Schlomo found himself in an Underground station. He circled aimlessly for a while in the ticket hall before making up his mind. For the first time in his life, he felt the need to buy a ticket. But I have no money! He felt guilty – another forgotten sensation – as he bent to tie a shoelace. Then he backed into the stream of people passing through the exit doors until he was safely inside and was able to peel away in the opposite direction and down an escalator.

On the way down he passed Smith on the way up but such was Schlomo’s listlessness that he didn’t see him. At the foot of the escalator he took corridors in no particular order until he found himself on a platform. Coming towards him was a train but Schlomo ignored it. Instead, he sat down on a bench and tried to gather his thoughts. As the train accelerated away its windows afforded a staccato view of a cowboy with a smoking gun and a bare-shouldered woman. As the last car of the train rattled clear of the platform Schlomo saw that he was seated opposite a hoarding advertising a new film. Two Mules for Sister Sara.

“Please stand back from the platform edge, the next train does not stop here.”

The station announcement registered vaguely in Schlomo’s mind. Sara. Sarah. It’s the same name. His eyes focussed on a huddle of men in front of the hoarding. One of them looked familiar.

The hairs on the back of Schlomo’s neck began to prickle. I know that man. His head began to clear. It was the Daily Telegraph reader. Another of the men in the group turned to flick the dog-end of his cigarette into the pit between the rails. He looked up and met Schlomo’s eyes. Nokmim! The avenger recognised Schlomo instantly. He never forgot a face, especially one that had head-butted him. The avenger slid his index finger across his throat like a knife and pointed it at Schlomo.

Out of the corner of his eye Schlomo caught sight of a train entering the station at speed. Another harbinger of death. In the same instant he saw Smith and the avengers dash to the stairs and take them two by two. They were coming to get him and there was no escape.

It seems ridiculous to be angry with a train but Schlomo was furious with the one now in his sights. The anger did him good, he was on familiar ground. He knew what he had to do next.

The avengers were quick but by the time they erupted onto the platform Schlomo was already running headlong towards the onrushing train. Like a panther. They stood no hope of catching him. Half way along the platform Schlomo bellowed and leapt into the air directly into the path of the train. Still roaring, Schlomo head-butted it with all the force he could muster. He met the metal full on with a lifetime of anger.

So it’s true what they say about the white tunnel.

Schlomo felt relaxed, strangely at peace for such an angry man.
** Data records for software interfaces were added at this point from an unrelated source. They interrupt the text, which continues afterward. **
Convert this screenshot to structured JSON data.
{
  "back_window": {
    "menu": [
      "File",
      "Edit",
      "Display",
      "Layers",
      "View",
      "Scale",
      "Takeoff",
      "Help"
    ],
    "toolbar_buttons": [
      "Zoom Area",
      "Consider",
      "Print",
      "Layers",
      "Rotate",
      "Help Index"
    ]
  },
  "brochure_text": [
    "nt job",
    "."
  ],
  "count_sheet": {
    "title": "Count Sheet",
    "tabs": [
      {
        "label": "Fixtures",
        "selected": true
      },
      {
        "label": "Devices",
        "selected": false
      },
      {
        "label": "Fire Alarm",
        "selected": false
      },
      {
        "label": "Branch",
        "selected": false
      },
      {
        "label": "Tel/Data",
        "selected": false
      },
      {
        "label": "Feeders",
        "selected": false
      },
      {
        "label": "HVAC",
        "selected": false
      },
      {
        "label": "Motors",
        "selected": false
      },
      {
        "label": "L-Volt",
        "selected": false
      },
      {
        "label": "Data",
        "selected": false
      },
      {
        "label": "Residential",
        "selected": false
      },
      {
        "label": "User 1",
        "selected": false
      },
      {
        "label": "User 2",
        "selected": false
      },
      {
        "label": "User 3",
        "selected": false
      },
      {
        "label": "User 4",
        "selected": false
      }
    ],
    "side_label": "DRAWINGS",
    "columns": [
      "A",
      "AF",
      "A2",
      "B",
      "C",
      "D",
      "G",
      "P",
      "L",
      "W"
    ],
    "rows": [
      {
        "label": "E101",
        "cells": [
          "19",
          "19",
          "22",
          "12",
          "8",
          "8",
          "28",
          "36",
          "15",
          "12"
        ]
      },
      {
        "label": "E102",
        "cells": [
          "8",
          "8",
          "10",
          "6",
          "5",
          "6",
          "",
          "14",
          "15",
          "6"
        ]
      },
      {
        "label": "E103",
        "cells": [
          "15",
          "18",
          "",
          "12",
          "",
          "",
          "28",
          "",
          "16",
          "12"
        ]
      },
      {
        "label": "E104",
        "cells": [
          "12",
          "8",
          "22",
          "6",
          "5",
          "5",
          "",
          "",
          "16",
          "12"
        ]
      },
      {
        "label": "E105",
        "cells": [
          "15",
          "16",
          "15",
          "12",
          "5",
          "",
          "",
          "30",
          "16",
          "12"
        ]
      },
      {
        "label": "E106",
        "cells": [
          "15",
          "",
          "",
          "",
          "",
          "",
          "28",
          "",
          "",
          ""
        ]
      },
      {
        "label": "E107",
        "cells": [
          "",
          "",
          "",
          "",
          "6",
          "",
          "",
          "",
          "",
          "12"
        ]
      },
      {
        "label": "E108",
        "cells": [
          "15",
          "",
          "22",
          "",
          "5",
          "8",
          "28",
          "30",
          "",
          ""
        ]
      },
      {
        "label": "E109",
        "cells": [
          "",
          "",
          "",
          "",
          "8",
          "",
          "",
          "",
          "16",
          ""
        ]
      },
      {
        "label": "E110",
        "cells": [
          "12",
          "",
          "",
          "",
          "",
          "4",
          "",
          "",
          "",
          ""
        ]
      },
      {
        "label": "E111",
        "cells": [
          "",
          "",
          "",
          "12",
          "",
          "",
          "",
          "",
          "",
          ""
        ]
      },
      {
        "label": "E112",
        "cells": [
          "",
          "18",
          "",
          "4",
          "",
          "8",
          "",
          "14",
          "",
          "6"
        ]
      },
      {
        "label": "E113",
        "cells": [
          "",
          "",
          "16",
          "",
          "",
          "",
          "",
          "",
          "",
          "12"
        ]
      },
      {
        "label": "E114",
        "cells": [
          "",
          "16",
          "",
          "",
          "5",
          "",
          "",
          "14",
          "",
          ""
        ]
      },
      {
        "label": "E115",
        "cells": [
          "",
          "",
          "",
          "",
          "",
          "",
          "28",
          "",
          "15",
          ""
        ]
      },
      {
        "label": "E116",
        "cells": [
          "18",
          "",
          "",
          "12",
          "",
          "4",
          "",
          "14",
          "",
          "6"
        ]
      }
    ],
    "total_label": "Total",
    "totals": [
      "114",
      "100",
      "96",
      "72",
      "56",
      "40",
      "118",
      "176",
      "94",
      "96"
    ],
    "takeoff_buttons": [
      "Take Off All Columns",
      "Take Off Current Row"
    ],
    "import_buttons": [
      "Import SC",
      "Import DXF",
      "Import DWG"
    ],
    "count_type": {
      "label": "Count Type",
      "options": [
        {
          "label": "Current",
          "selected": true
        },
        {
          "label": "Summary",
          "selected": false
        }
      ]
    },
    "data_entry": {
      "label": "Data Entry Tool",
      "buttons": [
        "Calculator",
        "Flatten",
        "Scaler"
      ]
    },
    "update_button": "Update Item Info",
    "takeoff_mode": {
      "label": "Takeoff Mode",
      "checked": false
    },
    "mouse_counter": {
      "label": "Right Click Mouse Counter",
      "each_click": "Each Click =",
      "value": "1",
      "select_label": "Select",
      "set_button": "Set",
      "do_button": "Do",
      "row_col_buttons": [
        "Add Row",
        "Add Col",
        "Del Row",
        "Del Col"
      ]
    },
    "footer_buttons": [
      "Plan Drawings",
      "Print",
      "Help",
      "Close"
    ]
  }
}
The light was blinding but before long he was able to see that the tunnel was flanked by rows of almond trees. Their white blossom shimmered like diamonds and their scent filled Schlomo’s lungs with contentment. A diminutive form no bigger than a football crystallised from a puff of mist and stood before him dressed all in white.

Hello, almond eyes. What a beautiful little girl!

Schlomo felt his legs weakening. It was easier to float. And still the child smiled up at him.

“Come,” she said, taking his hand.

Then, just as Moishe’s daughter had done earlier in the day, she uttered the words that were forever engraved on Schlomo’s heart.

“My name is Sarah.”